TASK REQUIREMENTS
Find the lines below that contain the string "label". Copy each one.

GIVEN ENTRIES
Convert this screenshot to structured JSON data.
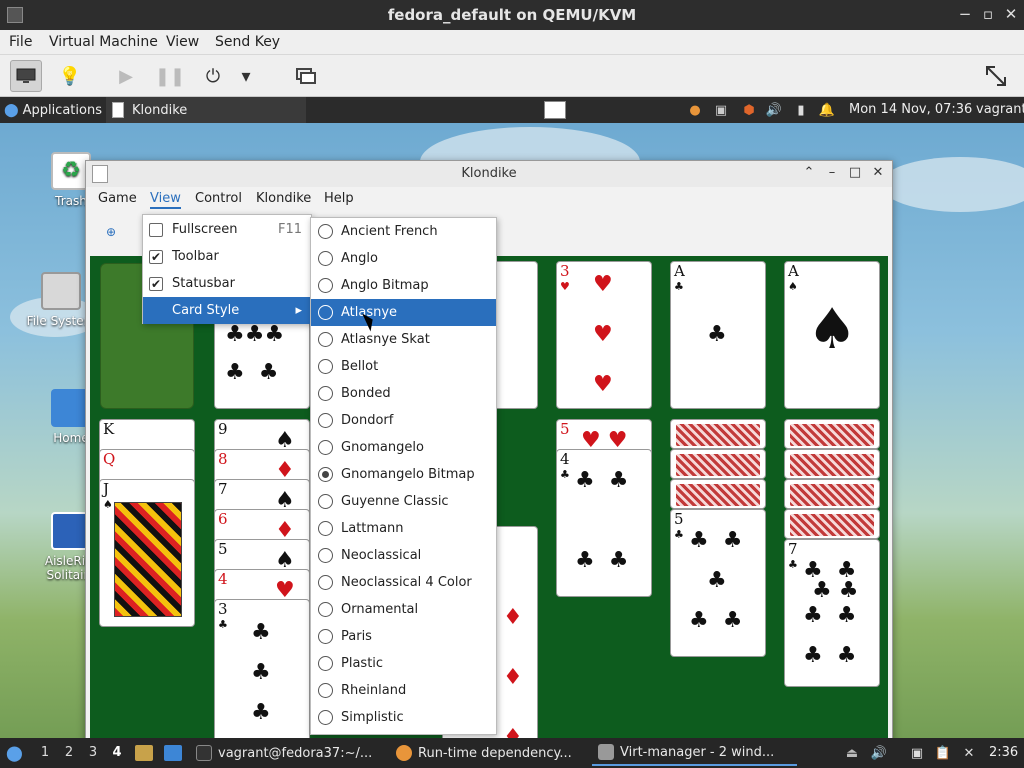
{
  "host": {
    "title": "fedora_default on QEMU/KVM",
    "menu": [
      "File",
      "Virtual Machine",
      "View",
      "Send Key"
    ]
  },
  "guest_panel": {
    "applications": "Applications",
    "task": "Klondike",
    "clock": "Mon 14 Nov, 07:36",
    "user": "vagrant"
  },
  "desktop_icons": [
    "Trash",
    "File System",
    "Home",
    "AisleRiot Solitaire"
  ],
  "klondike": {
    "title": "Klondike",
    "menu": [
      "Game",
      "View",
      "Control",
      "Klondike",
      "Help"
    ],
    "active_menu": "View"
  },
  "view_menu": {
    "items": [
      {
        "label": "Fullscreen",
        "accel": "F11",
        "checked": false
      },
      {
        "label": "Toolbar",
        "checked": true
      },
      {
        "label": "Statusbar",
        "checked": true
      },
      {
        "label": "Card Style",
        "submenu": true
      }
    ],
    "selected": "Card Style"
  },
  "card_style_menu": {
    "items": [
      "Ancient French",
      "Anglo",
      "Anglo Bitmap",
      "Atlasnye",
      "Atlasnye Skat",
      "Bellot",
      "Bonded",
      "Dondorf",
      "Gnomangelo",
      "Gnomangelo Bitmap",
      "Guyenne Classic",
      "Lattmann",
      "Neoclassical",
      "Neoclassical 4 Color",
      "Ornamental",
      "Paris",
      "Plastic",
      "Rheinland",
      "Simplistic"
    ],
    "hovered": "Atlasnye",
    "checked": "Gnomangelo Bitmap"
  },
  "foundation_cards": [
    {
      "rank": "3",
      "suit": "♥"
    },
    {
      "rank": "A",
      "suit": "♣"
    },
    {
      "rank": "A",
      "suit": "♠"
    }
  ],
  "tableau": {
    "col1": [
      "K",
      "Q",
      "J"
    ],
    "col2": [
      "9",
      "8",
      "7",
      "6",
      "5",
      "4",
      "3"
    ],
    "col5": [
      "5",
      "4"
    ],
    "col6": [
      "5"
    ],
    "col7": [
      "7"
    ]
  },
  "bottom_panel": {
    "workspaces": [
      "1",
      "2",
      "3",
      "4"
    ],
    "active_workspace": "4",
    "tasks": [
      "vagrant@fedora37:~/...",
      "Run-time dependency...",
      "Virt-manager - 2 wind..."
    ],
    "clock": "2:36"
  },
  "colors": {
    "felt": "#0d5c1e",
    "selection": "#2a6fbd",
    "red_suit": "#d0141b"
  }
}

PROBLEM SOLUTION
        "label": "Fullscreen",
        "label": "Toolbar",
        "label": "Statusbar",
        "label": "Card Style",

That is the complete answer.